### Data for the task
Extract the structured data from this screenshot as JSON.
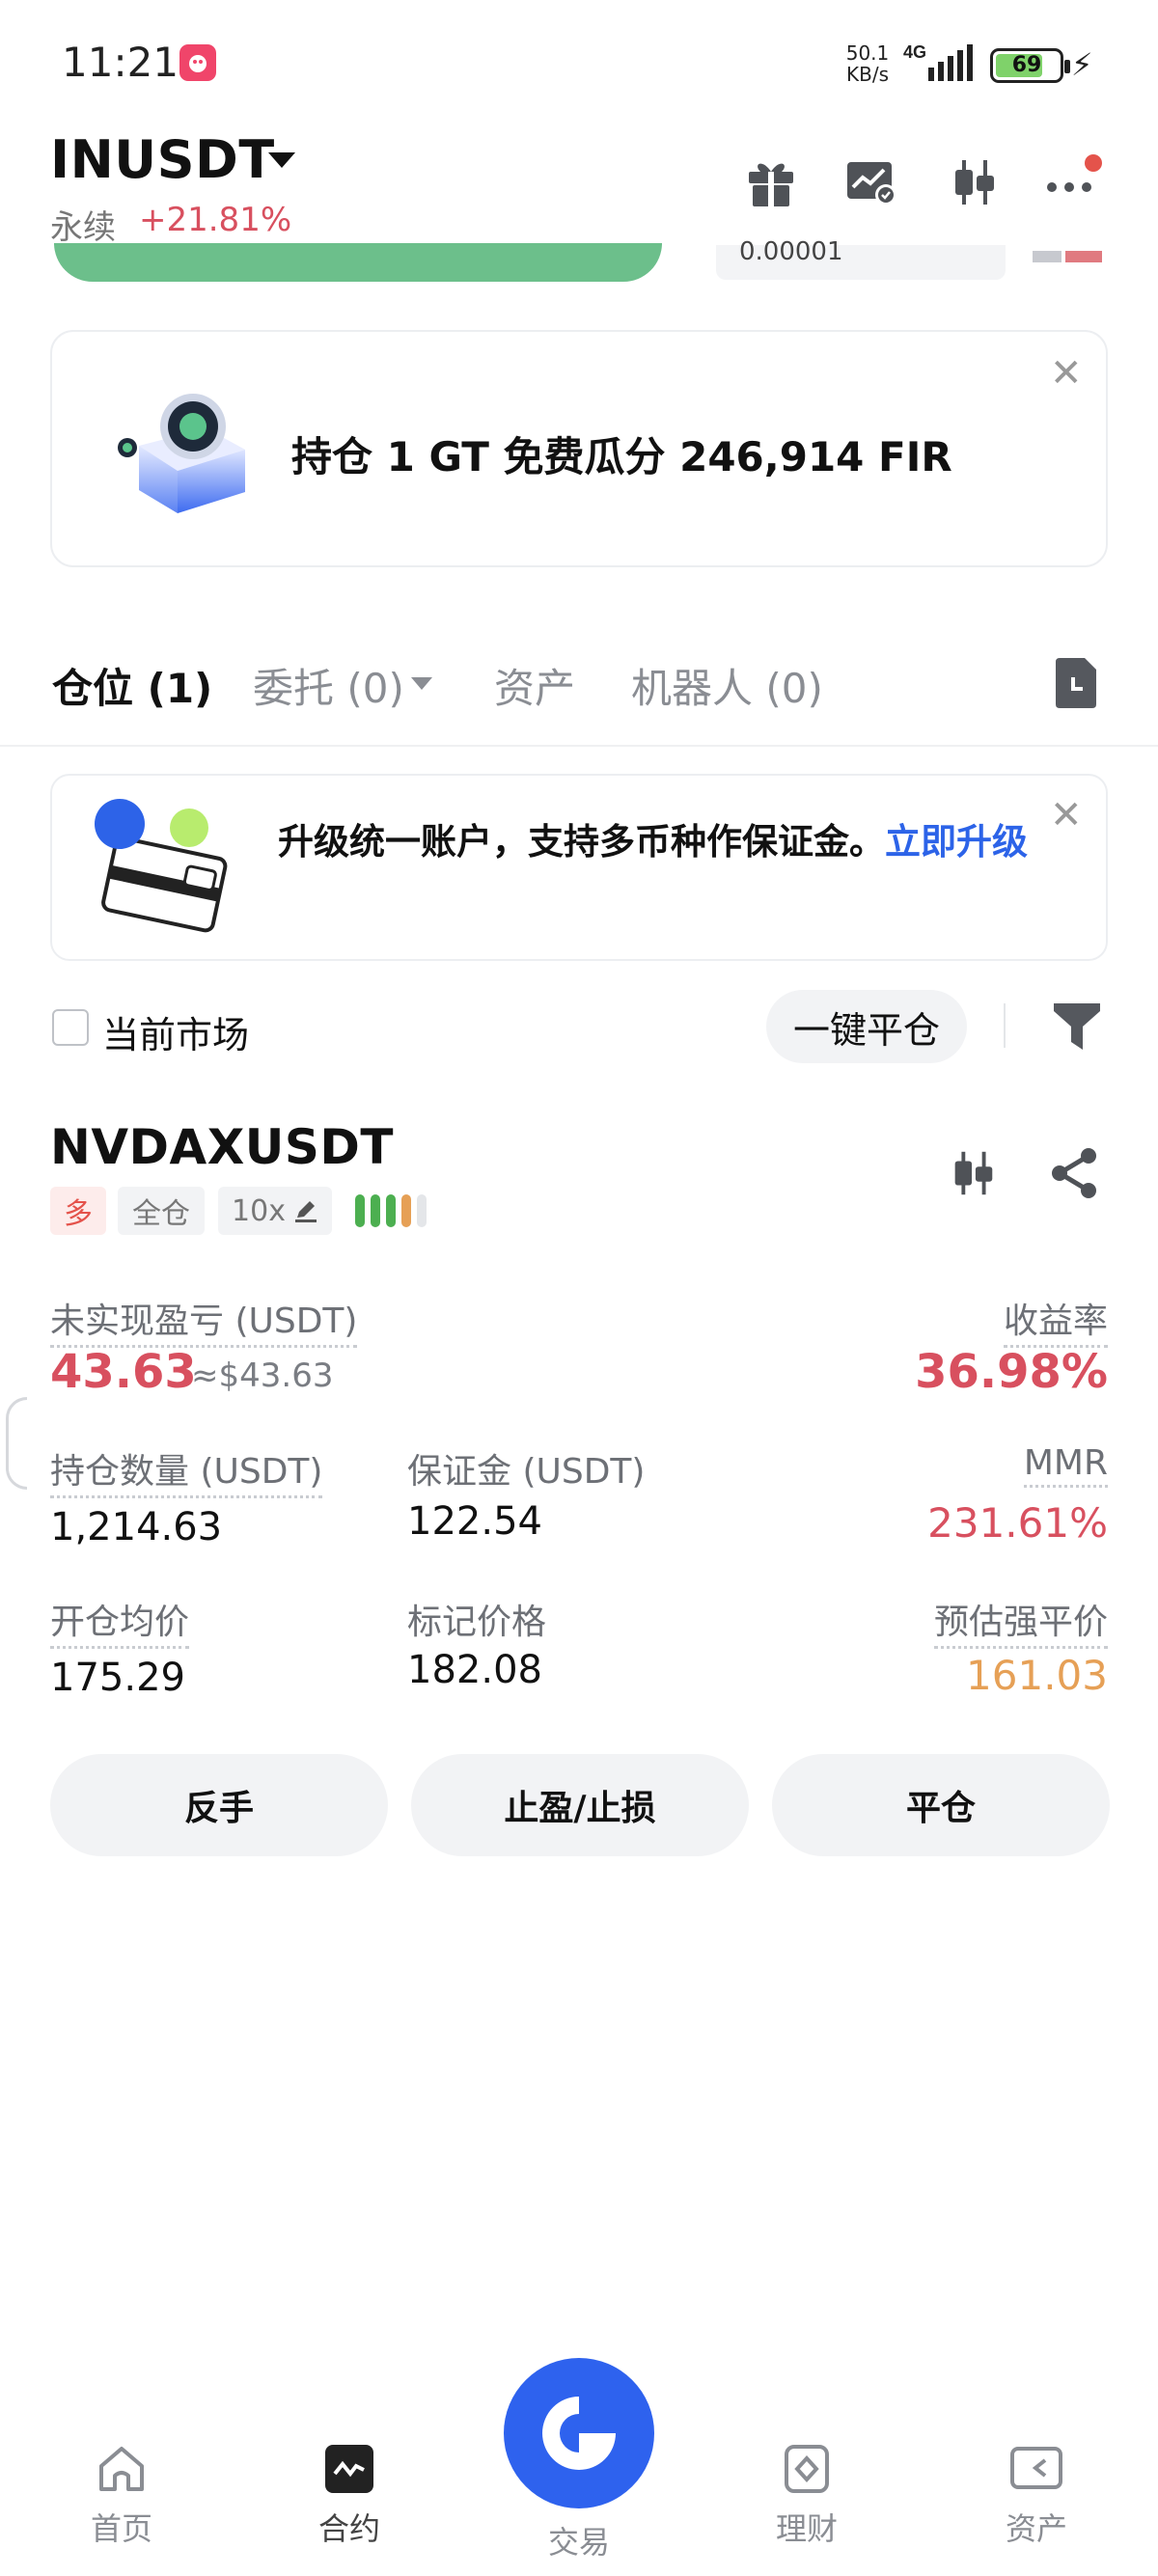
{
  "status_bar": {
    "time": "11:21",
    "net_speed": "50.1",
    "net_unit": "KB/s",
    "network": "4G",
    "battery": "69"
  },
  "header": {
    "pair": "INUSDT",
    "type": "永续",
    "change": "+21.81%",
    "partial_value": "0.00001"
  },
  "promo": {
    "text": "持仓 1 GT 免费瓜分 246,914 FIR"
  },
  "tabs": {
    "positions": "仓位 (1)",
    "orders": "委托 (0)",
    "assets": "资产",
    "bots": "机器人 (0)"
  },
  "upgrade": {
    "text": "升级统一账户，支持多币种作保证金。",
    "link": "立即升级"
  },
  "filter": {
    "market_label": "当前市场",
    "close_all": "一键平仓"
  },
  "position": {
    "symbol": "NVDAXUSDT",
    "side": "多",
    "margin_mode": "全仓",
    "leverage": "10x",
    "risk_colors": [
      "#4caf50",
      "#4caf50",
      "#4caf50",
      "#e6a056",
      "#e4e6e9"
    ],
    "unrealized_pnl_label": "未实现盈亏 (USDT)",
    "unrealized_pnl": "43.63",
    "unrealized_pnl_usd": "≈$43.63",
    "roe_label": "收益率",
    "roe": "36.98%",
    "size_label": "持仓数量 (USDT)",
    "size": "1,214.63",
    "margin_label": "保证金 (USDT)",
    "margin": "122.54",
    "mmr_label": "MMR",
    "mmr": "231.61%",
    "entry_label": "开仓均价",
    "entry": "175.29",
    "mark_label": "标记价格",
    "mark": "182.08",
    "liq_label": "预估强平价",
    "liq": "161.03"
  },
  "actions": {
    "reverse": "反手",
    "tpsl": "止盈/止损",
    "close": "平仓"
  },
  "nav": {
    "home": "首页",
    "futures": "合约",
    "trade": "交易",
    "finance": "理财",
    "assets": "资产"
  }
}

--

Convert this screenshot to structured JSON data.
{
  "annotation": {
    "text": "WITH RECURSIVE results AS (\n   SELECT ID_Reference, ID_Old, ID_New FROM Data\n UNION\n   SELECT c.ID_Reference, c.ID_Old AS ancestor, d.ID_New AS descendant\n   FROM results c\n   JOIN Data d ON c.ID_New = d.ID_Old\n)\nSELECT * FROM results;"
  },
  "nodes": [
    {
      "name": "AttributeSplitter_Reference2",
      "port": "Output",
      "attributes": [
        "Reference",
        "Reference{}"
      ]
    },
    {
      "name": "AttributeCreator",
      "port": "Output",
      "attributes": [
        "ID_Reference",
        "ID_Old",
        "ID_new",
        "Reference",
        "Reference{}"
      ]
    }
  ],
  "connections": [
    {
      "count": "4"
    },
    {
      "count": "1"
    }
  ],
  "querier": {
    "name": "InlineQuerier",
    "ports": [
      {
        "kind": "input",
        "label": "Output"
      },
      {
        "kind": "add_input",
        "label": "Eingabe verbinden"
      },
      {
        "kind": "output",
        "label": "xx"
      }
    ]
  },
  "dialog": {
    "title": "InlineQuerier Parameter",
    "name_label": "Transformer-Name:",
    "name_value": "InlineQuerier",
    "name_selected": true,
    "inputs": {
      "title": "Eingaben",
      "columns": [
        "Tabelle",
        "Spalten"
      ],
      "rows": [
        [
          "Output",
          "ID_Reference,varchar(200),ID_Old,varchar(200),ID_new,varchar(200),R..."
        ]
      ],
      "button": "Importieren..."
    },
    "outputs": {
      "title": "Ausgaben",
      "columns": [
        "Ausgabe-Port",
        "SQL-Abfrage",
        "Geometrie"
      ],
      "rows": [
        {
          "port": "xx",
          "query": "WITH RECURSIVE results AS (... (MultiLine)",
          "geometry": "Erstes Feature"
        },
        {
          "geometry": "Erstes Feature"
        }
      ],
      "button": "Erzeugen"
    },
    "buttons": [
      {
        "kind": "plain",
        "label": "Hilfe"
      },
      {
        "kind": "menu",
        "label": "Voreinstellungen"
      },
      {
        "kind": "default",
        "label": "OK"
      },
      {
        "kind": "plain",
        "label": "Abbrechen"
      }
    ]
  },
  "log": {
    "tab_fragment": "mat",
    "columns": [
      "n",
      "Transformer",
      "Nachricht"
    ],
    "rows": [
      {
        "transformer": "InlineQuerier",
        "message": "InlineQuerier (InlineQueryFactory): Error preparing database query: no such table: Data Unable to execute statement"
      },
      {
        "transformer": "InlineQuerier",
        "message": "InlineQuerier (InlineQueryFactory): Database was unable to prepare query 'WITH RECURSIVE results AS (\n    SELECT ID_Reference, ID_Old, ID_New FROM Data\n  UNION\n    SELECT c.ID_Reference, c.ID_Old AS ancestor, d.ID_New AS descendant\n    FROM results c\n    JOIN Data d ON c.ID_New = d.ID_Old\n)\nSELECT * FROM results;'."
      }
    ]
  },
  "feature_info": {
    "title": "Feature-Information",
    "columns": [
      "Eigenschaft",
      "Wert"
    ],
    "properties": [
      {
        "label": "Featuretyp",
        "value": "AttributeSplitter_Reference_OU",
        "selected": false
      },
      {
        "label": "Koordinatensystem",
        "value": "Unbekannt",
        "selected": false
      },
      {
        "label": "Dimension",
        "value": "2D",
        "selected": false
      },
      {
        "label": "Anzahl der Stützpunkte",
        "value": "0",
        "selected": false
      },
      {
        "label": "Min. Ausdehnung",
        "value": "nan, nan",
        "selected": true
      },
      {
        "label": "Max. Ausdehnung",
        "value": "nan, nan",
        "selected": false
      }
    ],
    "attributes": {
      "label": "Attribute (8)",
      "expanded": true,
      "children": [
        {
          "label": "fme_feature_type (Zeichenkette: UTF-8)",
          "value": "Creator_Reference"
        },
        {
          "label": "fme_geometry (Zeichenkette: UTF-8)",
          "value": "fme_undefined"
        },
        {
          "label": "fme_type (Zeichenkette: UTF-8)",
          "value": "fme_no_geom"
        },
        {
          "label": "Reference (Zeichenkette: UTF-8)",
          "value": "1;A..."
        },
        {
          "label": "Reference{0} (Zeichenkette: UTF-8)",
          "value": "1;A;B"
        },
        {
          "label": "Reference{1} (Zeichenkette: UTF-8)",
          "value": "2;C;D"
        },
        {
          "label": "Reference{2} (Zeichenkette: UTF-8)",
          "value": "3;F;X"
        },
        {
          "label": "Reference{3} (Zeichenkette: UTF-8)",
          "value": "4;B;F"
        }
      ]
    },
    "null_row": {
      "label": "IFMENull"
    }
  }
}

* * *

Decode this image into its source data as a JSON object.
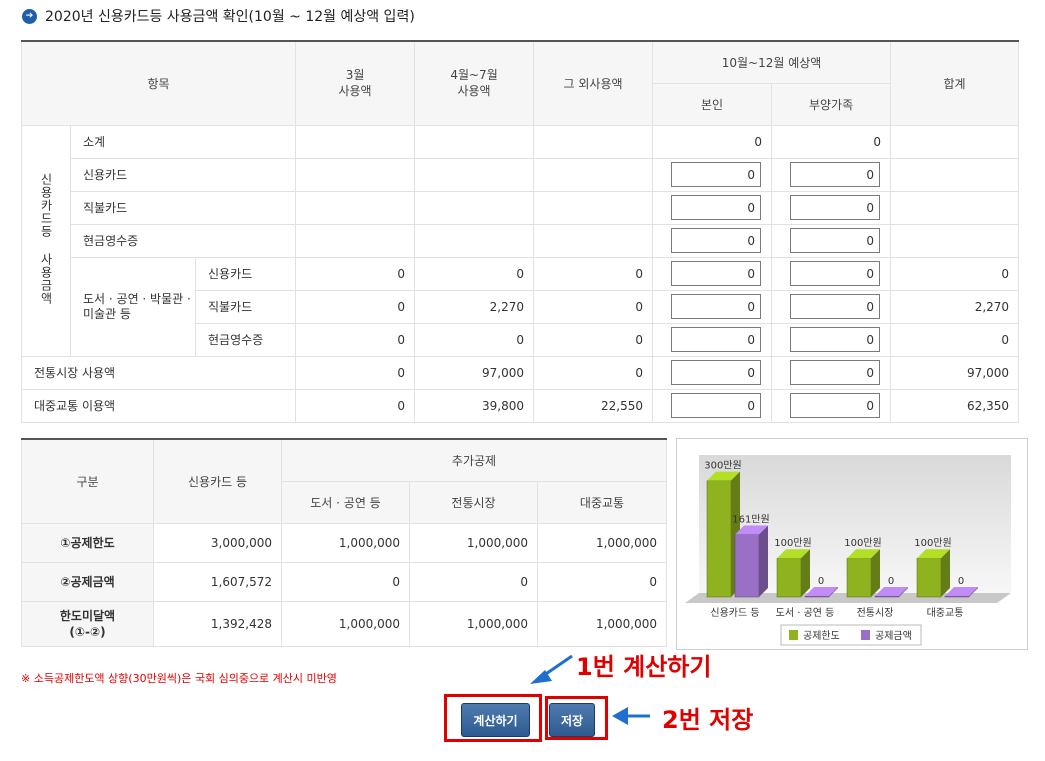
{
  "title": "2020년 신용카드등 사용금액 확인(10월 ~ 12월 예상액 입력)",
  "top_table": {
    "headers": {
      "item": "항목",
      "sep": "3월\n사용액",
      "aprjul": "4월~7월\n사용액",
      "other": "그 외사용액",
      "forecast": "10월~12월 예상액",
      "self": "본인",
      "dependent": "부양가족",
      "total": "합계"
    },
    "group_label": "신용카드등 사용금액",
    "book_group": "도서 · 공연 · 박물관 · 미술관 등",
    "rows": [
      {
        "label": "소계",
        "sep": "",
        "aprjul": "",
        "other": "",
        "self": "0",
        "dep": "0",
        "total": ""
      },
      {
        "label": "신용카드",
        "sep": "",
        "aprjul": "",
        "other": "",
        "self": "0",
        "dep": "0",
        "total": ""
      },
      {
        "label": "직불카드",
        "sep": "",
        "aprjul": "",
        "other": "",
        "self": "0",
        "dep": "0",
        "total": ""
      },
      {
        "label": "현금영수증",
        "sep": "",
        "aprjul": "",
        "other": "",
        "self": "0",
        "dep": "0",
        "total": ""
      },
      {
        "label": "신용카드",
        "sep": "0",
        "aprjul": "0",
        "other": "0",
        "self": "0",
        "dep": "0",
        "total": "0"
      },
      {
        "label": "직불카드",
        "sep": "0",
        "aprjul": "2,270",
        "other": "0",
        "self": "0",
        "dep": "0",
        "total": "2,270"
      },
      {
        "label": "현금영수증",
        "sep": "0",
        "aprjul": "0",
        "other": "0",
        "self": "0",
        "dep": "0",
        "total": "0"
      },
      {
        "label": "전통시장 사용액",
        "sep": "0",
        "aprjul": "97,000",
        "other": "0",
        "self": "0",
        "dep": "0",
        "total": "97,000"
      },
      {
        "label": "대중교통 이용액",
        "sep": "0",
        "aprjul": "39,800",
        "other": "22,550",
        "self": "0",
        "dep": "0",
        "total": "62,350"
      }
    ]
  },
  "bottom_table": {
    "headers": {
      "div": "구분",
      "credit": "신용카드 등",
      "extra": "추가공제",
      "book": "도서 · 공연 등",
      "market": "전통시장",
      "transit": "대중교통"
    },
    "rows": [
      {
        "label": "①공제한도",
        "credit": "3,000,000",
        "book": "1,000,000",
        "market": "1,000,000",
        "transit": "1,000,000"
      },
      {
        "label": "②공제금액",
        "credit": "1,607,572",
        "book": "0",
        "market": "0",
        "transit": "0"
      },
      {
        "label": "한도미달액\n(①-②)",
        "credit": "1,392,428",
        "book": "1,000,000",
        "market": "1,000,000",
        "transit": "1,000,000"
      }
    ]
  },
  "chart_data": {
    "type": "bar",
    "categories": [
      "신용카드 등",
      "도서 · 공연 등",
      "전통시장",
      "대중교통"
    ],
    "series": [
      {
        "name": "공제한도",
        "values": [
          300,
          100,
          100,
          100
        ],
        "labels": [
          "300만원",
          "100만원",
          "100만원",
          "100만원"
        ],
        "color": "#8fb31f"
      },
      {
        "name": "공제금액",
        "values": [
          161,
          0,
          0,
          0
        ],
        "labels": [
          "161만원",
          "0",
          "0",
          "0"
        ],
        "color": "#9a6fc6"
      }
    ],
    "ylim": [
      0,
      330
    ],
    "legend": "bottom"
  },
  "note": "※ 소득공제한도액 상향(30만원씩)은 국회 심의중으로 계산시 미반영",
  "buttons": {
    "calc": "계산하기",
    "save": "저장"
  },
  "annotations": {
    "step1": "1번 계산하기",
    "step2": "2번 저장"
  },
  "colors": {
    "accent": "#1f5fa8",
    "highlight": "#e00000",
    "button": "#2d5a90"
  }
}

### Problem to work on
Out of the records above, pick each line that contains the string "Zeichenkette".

### Expected answer
          "label": "fme_feature_type (Zeichenkette: UTF-8)",
          "label": "fme_geometry (Zeichenkette: UTF-8)",
          "label": "fme_type (Zeichenkette: UTF-8)",
          "label": "Reference (Zeichenkette: UTF-8)",
          "label": "Reference{0} (Zeichenkette: UTF-8)",
          "label": "Reference{1} (Zeichenkette: UTF-8)",
          "label": "Reference{2} (Zeichenkette: UTF-8)",
          "label": "Reference{3} (Zeichenkette: UTF-8)",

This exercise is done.